In the Christian Bible, the last book of the Old Testament is the book of Malachi. It ends with an expectation of the coming of the Lord and of the one who will prepare the way for the Lord.
The people are called to prepare for the day of the Lord’s coming, which will be ‘like a refiner’s fire’ (Malachi 3:2). God wants to change our attitudes, desires, thoughts and conversations so that we will rid ourselves of selfishness and self-centredness. As Joyce Meyer writes, ‘Believe me, getting rid of selfishness takes some fire (difficult times) – and usually a lot of it – but it is worth it in the end.’
Listen to the call to return to the Lord (v.7). In particular, get your giving sorted out (vv.8–12). Your attitude towards money is a barometer of your whole outlook on life.
The ‘tithe’ was a kind of ecclesiastical income tax that went to the maintenance of the temple and its staff. In addition, people gave in a variety of other ways – through hospitality, gifts to the poor, and ‘free will’ offerings.
The prophet accuses them of robbing God by their failure to get their giving sorted out. He urges them, ‘“Bring the whole tithe into the storehouse, that there may be food in my house. Test me in this,” says the Lord Almighty, “and see if I do not throw open the floodgates of heaven and pour out so much blessing that you will not have room enough for it”’ (v.10).
This shows how important your giving is in God’s eyes. Prioritise giving to the church you attend – which is our equivalent of the temple. If you fail to give generously, you are ‘robbing God’. If as a church community all give generously, then you can expect that God will ‘throw open the floodgates of heaven and pour out so much blessing that [we] will not have room enough for it’ (v.10).

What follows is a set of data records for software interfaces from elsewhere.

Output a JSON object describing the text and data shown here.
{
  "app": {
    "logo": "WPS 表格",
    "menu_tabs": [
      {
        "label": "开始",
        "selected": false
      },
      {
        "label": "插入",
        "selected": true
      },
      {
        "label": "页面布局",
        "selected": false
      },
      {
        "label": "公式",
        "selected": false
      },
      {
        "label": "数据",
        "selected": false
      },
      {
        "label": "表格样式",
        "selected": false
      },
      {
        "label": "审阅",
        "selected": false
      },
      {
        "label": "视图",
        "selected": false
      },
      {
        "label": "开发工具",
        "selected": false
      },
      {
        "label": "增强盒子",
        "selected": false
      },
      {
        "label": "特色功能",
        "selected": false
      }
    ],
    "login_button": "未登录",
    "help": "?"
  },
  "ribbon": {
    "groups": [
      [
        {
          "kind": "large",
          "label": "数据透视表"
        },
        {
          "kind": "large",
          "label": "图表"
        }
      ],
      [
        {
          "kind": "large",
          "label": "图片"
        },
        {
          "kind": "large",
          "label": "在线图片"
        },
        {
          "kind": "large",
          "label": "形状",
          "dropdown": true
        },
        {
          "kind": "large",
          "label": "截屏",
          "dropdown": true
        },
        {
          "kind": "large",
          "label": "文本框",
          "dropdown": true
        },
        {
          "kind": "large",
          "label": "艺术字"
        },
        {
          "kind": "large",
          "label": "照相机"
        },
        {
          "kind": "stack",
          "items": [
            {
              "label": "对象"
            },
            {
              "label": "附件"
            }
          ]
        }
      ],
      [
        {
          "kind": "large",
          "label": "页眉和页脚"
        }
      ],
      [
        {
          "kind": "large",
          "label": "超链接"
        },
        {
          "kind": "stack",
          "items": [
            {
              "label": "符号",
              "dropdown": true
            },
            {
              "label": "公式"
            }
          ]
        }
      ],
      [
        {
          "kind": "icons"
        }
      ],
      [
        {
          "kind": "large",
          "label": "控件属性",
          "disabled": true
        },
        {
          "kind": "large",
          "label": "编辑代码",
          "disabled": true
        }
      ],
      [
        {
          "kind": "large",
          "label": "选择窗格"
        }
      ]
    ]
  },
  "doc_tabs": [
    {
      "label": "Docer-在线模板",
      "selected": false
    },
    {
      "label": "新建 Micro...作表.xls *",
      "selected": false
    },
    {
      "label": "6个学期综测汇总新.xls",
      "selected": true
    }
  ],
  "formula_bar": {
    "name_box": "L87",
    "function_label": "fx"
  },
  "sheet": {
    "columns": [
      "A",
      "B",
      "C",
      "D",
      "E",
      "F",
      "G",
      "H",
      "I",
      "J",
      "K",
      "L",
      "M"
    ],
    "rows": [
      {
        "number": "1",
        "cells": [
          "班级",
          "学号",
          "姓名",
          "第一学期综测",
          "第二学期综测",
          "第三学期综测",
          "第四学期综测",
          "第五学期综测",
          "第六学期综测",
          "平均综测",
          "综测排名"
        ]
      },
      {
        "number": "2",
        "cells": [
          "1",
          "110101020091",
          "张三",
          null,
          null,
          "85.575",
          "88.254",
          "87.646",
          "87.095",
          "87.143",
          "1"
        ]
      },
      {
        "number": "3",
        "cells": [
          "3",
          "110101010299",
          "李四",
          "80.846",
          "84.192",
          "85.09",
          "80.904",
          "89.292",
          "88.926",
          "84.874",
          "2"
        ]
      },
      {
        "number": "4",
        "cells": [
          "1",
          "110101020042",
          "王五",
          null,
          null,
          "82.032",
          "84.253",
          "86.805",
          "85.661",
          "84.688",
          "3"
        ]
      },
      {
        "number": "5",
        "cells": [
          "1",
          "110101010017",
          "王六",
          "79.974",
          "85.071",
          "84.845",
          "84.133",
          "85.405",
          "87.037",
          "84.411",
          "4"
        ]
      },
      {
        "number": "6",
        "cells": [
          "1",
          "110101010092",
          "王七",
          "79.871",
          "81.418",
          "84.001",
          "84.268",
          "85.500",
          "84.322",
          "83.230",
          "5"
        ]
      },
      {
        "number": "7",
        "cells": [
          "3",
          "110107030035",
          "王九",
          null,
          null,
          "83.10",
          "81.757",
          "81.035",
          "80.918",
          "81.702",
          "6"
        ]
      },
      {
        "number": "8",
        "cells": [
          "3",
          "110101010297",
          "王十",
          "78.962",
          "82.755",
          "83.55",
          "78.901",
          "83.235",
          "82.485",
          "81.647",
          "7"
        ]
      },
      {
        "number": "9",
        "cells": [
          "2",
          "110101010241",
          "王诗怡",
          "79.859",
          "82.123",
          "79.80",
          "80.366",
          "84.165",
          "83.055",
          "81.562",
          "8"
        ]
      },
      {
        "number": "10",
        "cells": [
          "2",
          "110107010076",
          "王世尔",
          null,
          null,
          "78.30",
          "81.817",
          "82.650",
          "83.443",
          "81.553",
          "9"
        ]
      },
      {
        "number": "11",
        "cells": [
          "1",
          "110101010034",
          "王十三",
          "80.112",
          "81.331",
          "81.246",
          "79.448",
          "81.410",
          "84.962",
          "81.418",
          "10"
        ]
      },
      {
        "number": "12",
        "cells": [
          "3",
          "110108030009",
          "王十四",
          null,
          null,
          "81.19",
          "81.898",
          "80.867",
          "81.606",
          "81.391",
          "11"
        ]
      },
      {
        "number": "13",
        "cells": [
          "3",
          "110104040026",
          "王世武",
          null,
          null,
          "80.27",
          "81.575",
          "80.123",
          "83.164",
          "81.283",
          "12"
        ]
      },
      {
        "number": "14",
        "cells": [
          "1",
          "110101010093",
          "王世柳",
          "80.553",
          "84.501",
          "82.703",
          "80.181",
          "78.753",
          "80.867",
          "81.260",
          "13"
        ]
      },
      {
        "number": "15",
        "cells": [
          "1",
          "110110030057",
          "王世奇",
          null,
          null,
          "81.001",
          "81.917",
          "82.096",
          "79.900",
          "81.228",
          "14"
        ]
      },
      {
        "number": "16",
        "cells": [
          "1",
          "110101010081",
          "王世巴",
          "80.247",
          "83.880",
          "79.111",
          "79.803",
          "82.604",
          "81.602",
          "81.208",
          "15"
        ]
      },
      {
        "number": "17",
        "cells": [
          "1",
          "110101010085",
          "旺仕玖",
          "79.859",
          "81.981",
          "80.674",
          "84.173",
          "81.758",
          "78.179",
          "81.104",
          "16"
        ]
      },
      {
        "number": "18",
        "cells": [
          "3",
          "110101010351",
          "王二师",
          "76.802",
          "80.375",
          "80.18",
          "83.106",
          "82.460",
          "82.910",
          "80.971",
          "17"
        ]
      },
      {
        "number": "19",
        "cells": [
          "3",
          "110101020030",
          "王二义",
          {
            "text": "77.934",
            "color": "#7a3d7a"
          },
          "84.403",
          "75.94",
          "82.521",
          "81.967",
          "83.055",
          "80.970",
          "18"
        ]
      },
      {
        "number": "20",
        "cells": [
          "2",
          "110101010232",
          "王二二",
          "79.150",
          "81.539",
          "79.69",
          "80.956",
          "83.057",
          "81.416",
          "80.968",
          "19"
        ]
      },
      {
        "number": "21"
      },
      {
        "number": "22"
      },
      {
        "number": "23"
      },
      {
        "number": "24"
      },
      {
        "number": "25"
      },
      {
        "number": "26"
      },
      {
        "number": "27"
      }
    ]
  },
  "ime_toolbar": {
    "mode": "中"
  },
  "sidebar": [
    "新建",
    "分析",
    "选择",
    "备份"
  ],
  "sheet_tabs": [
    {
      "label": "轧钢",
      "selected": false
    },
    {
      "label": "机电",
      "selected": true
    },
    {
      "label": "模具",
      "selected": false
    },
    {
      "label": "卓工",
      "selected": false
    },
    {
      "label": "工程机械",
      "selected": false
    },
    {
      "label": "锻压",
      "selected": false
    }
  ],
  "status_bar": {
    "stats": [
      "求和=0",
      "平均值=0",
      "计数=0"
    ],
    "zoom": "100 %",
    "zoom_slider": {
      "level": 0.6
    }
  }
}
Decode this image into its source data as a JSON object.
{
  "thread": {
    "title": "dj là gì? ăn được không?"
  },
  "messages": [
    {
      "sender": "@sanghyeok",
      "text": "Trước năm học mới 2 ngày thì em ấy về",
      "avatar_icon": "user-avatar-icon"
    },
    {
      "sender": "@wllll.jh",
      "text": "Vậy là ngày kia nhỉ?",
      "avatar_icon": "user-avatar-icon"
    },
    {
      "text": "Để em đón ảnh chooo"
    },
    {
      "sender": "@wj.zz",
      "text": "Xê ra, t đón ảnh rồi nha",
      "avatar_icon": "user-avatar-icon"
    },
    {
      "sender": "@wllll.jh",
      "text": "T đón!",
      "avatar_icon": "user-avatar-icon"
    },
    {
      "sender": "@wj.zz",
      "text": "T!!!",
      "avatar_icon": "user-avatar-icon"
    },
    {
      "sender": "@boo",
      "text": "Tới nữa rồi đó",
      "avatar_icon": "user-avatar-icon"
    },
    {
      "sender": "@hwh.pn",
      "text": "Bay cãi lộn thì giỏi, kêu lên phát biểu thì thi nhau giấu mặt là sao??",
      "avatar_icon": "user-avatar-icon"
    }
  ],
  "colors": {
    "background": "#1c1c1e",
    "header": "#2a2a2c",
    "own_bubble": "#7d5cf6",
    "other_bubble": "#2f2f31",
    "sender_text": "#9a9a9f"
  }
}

It appears that they did get their priorities sorted out: ‘Then those who feared the Lord talked with each other, and the Lord listened and heard. A scroll of remembrance was written in his presence concerning those who feared the Lord and honoured his name’ (v.16). I love this verse. Sometimes, when you meet together you may not even get around to praying, but still ‘the Lord listened and heard’ because they ‘feared the Lord and honoured his name’ (v.16).
He promises, ‘for you who revere my name, the sun of righteousness will rise with healing in its wings. And you will go out and leap like calves released from the stall’ (4:2). Whatever your wounds, hurts and brokenness, God promises to bring healing, restoration and wholeness to your life.
Lord, help us to be a generous community. Thank you that you are with us in our daily battles and that one day we will worship you forever as part of the great multitude, declaring ‘Jesus is Lord’!
‘And God will wipe away every tear from their eyes.’
Thankfully, God makes it all better in the end.
Verse of the Day
‘… God will wipe away every tear from their eyes’ (Revelation 7:17).
Joyce Meyer, Everyday Life Bible, (Faithwords, 2018) p.1471
Unless otherwise stated, Scripture quotations taken from the Holy Bible, New International Version Anglicised, Copyright © 1979, 1984, 2011 Biblica, formerly International Bible Society. Used by permission of Hodder & Stoughton Publishers, an Hachette UK company. All rights reserved. ‘NIV’ is a registered trademark of Biblica. UK trademark number 1448790.
Scripture marked (MSG) taken from The Message. Copyright © 1993, 1994, 1995, 1996, 2000, 2001, 2002. Used by permission of NavPress Publishing Group.